By Josephine Hocking
The new health and social care white paper launched this week by health secretary Patricia Hewitt contains policies with which it would be hard to disagree.
Integrated health and social care. A focus on early intervention and prevention. Fitting services around people, not people around services. More power to service users, including an expansion of individual budgets and direct care. More help for people with long-term conditions.
But while the paper scores well on describing what will happen in a perfect world, it is not so clear at explaining specifically how to make dreams and best-case scenarios reality.
Costed promises of extra cash are absent, except modest funds for respite and information services for carers.
The government does say it will “review the financial impact on local authorities after the changes have been implemented, to ensure that the correct level of funding has been provided”.
And care services minister Liam Byrne has promised to lobby for more money for social care to fund the ambitious proposals.
But although money is obviously vital, it’s not the whole story. The worlds of social care and health have talked for many years about becoming more integrated. However culture clashes between partners from other sectors to make this happen often feel intractable to frontline workers. And many social care staff would dearly love to do more preventive work but spend most of the working week firefighting a crisis, covering for staff shortages or doing paperwork.
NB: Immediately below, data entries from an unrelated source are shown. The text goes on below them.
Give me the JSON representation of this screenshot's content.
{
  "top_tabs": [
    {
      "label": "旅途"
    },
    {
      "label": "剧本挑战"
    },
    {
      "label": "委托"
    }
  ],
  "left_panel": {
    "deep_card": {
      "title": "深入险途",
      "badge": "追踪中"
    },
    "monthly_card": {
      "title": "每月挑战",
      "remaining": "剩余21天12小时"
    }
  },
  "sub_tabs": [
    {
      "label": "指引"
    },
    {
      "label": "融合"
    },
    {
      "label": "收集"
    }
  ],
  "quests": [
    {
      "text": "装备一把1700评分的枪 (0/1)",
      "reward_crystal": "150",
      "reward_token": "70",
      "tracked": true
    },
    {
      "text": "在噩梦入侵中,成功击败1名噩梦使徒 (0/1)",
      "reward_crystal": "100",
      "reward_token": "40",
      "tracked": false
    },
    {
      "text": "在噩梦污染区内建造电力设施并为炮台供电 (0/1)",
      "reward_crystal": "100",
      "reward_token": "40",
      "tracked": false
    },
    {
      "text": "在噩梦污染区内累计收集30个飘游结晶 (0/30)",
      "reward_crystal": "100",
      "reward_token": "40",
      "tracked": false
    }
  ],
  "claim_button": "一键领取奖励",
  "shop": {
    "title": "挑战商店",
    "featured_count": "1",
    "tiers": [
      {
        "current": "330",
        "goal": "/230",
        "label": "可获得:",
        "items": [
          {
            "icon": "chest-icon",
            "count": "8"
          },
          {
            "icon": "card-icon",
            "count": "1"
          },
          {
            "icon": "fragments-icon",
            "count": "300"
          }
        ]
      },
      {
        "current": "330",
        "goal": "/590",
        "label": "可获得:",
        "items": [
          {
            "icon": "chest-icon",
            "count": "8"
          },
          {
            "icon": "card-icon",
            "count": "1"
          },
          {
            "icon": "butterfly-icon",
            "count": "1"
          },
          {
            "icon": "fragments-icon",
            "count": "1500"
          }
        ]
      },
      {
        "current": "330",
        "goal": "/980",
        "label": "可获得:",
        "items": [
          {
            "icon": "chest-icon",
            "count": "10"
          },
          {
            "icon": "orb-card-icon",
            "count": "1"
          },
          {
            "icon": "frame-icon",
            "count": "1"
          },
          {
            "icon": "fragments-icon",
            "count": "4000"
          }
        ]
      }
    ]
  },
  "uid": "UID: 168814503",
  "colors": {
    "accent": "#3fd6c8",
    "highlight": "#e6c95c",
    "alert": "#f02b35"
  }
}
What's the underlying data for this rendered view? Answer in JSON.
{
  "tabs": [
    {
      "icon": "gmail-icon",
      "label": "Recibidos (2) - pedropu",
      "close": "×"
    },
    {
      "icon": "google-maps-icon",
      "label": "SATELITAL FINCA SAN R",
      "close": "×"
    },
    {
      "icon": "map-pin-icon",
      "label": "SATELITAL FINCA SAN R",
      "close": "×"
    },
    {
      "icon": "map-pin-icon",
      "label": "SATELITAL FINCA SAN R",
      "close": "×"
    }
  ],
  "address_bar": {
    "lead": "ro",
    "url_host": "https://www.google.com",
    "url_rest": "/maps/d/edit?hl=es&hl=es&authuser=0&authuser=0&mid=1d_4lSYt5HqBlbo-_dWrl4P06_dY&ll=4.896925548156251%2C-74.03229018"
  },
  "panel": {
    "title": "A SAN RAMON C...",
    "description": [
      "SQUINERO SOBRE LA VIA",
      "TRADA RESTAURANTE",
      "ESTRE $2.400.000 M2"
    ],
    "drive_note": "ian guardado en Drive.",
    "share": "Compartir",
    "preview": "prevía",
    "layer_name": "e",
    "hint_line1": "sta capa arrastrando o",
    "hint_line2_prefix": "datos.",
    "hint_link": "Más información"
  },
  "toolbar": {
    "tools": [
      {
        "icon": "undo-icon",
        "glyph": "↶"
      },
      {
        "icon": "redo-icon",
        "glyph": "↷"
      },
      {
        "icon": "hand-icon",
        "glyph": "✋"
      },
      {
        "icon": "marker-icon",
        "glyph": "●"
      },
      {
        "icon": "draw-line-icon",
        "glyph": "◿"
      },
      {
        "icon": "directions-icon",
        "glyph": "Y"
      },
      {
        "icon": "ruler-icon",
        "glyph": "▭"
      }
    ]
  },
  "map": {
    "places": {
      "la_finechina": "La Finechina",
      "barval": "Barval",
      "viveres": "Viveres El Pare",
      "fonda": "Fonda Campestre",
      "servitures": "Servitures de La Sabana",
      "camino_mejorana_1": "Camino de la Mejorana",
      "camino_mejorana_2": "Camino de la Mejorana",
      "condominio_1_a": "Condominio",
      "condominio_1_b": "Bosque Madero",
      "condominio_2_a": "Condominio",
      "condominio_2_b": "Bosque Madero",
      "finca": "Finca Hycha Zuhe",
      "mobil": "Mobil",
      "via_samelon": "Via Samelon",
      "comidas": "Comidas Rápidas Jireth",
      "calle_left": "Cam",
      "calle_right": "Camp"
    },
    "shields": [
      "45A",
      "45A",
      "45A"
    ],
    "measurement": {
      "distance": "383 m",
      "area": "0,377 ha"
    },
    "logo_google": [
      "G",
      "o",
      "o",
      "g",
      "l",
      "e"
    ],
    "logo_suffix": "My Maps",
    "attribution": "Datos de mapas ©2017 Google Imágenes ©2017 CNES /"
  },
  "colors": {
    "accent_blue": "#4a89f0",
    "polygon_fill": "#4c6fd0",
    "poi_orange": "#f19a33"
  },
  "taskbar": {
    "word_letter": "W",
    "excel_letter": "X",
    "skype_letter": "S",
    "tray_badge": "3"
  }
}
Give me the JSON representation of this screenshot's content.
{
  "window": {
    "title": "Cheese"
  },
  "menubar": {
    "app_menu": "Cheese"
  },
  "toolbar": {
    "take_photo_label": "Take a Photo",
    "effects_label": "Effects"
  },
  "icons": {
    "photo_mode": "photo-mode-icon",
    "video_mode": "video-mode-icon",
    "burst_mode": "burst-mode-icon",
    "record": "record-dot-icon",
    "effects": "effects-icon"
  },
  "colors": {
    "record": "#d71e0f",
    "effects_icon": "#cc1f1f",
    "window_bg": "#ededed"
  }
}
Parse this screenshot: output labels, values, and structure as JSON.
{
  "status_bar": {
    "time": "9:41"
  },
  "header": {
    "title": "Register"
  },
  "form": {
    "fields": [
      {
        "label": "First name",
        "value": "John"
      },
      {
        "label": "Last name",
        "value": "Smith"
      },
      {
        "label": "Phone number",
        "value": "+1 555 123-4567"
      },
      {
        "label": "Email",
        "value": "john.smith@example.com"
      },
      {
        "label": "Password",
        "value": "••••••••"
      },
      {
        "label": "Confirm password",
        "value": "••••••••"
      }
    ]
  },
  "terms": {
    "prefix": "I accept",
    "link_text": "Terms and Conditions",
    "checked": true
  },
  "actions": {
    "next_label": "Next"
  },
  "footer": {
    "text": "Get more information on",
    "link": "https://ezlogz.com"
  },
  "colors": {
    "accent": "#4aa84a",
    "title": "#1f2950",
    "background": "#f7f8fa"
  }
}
The main social care aspects of the white paper are outlined below.
• A new information service/helpline for carers, which may be run by a voluntary organisation.
• Respite care for emergencies will be established in each council area for carers.
• An expert carers programme, similar to expert patient schemes, to provide training for carers will be established.
• The government wants to look at expanding individual budget pilots to children, including disabled children.
• If the current pilots for individual budgets are successful, the scheme will be implemented nationally, as early as 2009.
• Local authorities will be invited to join a support network on implementing individual budgets. The government will explore including transport in individual budget pilots and whether to include a wider range of funders in schemes.
• These will be extended to people currently excluded, including those who do not have the capacity to manage payments themselves.
• A national campaign to increase awareness and improve understanding of the benefits of direct payments will be launched.
More support for people with long-term health and social care needs
• By 2008 local authorities and primary care trusts are expected to have joint health and social care teams to support people with long-term conditions with the most complex needs.
• All people with long-term health and social care needs will have an information prescription, currently being developed. The idea is for professionals to provide information on service users’ conditions.
• Service users will have integrated social care and health plans, as part of an integrated health and social care record. These will initially be for people with complex needs.
• Two pilots of talking therapies for people with common mental health problems, focusing on “people of working age with mild to moderate mental health problems, with the aim of helping them to remain in or return to work”.
• The government is to work with professionals on standards for which therapies help with which mental illness; and on regulation and “light-touch” registration of counsellors and therapists.
• More anti-stigma and anti-discrimination work, building on the existing Shift campaign.
People with learning difficulties
• The Valuing People support team will lead further consultation on moving all people with learning difficulties into the community. The government says there is already strong evidence that this should be done. “However, further consultation on the detailed arrangements is needed so that no individual is moved from a campus until suitable alternative arrangements have been put in place,” it says.
• The sector will be encouraged to provide more NHS services and barriers to this currently happening will be lowered.
• There will be various initiatives to encourage more involvement by the voluntary sector in social care.
• More social care involvement in palliative care.
• Standard procedures for identifying risk will be developed so there is a national approach to risk management for health and social care professionals. Currently there are many guidelines available.
Commissioning and procurement of services
• Gershon identified that there should be greater standardisation when local authorities commission services. The government will publish a procurement model and best practice guidance to assist with joint commissioning.
Information for service users
• To be improved and integrated. A pilot involving a local authority and primary care trust will work on this.